The disconcerting story narrated by Jeffrey Martin about his early interactions with a high-ranking law enforcement official in Taiwan reveals a method of intimidation used to inculcate a lesson: the ethnographer experiences fear at the same time as he learns how social control works. Policing, he is made to understand, operates not only through the use of physical force but also via the resort to immaterial power. The interaction between the official and the ethnographer can thus be assimilated to a literal incorporation of empirical knowledge: it is through his body that the researcher profoundly grasps the cultural meaning of this idiosyncratic form of policing.
|Original language||English (US)|
|Title of host publication||Writing the World of Policing|
|Subtitle of host publication||The Difference Ethnography Makes|
|Publisher||University of Chicago Press|
|ISBN (Print)||9780226497648, 9780226497501|
|State||Published - 2017|
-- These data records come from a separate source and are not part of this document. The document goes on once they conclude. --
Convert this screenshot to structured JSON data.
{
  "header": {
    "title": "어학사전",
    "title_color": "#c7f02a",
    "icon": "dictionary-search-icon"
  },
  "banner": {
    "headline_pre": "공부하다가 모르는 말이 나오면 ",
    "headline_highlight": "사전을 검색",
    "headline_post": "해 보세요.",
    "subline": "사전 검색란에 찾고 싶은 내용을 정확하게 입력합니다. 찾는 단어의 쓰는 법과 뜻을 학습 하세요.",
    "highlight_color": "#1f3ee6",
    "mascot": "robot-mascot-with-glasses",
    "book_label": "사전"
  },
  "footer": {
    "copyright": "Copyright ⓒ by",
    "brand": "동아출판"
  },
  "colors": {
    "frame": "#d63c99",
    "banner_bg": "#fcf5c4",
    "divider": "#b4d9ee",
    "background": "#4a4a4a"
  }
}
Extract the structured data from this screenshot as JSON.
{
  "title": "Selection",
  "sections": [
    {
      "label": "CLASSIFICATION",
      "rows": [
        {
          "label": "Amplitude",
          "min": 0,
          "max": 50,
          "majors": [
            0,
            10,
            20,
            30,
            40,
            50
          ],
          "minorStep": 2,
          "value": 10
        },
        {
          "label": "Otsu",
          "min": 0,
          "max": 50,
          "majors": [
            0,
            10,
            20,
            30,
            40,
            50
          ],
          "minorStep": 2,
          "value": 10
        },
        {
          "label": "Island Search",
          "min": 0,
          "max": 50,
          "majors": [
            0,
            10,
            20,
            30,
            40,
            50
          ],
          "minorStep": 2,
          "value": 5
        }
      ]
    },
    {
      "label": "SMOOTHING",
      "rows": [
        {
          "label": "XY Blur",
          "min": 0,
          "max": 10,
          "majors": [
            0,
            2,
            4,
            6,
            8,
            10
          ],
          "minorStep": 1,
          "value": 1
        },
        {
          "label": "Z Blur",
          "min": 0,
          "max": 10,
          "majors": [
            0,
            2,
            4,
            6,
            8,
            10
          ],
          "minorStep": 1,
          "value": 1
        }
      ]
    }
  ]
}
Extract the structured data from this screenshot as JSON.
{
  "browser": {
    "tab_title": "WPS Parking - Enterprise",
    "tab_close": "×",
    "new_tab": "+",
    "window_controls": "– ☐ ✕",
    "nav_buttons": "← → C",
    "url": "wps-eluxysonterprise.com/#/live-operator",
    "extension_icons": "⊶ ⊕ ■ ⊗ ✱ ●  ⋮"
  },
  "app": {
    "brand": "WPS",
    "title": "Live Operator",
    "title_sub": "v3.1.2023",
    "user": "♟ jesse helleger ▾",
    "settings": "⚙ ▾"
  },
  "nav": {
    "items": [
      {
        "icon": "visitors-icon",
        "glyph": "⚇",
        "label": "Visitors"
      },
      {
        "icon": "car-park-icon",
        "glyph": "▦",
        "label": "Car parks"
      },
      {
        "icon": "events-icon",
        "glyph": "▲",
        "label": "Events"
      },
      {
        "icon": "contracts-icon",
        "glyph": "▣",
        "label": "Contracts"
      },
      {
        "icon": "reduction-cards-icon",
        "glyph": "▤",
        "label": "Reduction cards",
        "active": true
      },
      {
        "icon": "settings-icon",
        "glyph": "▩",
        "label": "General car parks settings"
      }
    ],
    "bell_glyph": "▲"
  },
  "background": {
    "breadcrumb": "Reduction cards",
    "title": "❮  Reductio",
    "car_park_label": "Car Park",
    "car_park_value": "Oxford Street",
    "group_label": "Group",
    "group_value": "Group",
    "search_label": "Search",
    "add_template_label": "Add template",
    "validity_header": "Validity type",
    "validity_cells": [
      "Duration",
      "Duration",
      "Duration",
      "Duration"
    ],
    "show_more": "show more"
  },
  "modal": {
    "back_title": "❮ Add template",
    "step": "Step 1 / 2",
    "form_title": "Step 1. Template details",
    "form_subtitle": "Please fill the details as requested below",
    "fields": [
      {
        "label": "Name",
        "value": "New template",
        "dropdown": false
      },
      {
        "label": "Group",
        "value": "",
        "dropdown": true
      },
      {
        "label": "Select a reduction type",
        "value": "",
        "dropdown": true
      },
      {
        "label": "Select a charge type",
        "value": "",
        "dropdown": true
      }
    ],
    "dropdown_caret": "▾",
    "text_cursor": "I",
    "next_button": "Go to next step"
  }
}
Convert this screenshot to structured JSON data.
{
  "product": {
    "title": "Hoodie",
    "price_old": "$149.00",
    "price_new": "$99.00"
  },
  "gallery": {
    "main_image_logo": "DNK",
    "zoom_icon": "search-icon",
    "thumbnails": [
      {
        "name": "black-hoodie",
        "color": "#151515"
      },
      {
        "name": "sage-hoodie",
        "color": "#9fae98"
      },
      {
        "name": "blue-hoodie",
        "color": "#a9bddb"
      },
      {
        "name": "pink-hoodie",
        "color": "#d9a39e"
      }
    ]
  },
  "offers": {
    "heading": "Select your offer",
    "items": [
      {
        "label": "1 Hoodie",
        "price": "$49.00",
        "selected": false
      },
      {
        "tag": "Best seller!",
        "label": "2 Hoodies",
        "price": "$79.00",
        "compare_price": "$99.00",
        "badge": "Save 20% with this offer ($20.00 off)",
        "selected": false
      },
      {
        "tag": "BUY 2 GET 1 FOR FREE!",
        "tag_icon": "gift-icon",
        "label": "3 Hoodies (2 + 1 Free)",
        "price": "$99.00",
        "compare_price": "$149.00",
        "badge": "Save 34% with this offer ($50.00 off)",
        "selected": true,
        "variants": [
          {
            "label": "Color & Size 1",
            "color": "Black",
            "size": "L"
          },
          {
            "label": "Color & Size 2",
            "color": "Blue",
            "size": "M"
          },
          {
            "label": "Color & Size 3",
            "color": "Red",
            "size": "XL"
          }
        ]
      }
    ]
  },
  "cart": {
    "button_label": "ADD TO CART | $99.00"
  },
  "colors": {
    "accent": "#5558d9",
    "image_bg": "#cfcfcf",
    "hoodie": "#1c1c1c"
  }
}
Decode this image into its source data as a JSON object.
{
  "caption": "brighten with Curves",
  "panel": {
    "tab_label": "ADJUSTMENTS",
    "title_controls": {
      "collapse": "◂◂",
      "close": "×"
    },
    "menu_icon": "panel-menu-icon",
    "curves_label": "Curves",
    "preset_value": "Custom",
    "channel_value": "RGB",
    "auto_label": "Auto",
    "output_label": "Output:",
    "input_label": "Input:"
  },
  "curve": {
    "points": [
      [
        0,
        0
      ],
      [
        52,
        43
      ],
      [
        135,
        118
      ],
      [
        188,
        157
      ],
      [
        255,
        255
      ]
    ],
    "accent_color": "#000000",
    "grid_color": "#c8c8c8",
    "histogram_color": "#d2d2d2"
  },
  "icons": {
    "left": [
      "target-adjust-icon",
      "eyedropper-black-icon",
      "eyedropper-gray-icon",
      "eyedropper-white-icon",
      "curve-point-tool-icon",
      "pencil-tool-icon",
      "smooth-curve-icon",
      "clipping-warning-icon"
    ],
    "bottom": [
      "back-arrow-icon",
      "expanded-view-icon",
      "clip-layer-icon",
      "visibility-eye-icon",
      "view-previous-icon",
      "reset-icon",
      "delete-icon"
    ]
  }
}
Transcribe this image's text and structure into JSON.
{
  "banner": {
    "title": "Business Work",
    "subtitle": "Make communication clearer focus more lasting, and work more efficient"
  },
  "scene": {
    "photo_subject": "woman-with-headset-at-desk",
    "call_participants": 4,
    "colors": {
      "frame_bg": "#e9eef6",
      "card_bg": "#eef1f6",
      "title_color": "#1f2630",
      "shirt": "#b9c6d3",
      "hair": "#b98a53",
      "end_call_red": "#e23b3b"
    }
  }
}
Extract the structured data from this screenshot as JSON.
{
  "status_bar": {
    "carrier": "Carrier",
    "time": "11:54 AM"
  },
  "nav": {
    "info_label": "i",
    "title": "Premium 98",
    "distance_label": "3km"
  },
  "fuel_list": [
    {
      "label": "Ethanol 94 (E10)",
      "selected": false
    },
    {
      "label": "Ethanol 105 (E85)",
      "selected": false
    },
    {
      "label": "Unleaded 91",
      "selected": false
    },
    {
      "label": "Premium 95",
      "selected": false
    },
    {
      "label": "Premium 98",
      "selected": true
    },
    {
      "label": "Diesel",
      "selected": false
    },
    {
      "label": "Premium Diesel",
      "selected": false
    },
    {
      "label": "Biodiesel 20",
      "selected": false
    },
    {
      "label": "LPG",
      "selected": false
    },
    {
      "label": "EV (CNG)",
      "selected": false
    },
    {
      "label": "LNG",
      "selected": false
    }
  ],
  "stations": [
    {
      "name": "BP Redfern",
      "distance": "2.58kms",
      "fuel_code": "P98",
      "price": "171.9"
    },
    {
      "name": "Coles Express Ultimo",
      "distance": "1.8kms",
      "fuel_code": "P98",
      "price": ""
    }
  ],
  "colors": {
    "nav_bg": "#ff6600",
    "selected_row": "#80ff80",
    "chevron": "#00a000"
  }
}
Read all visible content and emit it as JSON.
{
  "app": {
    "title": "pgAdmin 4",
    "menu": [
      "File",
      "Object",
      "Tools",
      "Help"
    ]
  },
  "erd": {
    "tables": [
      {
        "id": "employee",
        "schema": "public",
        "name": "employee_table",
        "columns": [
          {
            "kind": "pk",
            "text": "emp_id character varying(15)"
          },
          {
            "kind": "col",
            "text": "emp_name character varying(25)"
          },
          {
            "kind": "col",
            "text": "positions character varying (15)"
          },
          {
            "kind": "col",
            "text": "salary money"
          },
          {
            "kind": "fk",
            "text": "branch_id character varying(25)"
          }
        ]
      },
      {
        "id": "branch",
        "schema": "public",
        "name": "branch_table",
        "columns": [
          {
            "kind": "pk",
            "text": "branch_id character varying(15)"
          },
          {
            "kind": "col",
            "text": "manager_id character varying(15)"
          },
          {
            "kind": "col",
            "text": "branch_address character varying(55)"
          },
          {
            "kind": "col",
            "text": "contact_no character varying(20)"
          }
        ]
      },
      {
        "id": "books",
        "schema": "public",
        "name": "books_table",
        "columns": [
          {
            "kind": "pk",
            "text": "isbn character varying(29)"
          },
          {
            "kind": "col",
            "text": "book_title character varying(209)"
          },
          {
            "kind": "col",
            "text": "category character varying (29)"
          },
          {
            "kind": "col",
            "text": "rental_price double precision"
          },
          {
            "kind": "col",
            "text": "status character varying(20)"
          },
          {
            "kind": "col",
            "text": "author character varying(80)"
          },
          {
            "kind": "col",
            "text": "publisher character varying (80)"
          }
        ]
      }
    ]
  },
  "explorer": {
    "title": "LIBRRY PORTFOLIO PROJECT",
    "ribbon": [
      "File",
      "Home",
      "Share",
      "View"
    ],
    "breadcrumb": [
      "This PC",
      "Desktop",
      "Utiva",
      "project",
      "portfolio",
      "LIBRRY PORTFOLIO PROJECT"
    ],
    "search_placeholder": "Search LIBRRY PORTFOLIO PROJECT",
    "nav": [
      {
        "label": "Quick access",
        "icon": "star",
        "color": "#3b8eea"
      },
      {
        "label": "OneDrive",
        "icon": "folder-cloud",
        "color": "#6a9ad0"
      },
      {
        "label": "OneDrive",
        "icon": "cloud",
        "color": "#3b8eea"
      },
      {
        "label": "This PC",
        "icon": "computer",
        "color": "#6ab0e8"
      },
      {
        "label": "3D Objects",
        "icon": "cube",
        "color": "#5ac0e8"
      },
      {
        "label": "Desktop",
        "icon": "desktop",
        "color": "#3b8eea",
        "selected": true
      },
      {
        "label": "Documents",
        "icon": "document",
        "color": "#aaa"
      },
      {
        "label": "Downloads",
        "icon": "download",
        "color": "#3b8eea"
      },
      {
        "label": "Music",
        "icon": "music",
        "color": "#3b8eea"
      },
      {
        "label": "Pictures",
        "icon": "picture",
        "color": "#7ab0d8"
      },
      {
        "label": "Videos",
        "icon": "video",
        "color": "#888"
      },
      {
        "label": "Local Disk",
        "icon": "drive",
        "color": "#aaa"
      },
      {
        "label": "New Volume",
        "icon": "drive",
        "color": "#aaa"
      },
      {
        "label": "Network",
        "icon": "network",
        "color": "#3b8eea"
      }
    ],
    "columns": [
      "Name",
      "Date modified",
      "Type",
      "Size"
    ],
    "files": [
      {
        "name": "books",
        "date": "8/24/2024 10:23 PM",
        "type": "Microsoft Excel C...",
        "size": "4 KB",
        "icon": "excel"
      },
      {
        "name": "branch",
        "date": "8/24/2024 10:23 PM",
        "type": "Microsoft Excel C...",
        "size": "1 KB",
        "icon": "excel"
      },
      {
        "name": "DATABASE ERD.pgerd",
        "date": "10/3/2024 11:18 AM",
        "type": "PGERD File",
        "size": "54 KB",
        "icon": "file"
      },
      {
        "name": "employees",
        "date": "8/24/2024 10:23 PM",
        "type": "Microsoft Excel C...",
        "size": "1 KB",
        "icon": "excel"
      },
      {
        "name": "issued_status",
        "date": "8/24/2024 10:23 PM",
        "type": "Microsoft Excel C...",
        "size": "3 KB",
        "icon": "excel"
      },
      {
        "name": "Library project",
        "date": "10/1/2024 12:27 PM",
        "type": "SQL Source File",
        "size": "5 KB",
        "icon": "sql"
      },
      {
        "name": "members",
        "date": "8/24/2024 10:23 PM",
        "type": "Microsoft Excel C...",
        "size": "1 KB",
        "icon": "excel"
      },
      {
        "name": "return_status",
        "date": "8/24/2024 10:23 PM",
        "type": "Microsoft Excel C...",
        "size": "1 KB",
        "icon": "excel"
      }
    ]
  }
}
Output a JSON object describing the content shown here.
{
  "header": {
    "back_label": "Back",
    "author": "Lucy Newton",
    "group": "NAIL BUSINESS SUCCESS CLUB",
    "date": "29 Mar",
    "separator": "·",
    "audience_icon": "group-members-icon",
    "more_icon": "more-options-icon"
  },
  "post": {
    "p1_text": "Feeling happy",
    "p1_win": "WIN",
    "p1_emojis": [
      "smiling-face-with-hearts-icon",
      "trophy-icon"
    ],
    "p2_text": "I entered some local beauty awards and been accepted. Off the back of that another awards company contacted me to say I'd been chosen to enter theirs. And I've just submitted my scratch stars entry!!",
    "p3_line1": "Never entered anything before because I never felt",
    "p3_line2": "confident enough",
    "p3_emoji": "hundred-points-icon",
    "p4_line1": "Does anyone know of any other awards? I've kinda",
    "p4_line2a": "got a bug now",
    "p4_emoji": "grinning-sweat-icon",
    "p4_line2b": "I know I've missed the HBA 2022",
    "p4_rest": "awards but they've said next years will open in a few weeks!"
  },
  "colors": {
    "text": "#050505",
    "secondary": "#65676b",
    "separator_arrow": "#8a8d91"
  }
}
Martin, J. T. (2017). Affect: The Virtual Force of Policing (Taiwan). In D. Fassin (Ed.), Writing the World of Policing: The Difference Ethnography Makes (pp. 91-110). University of Chicago Press. https://doi.org/10.7208/chicago/9780226497785.003.0005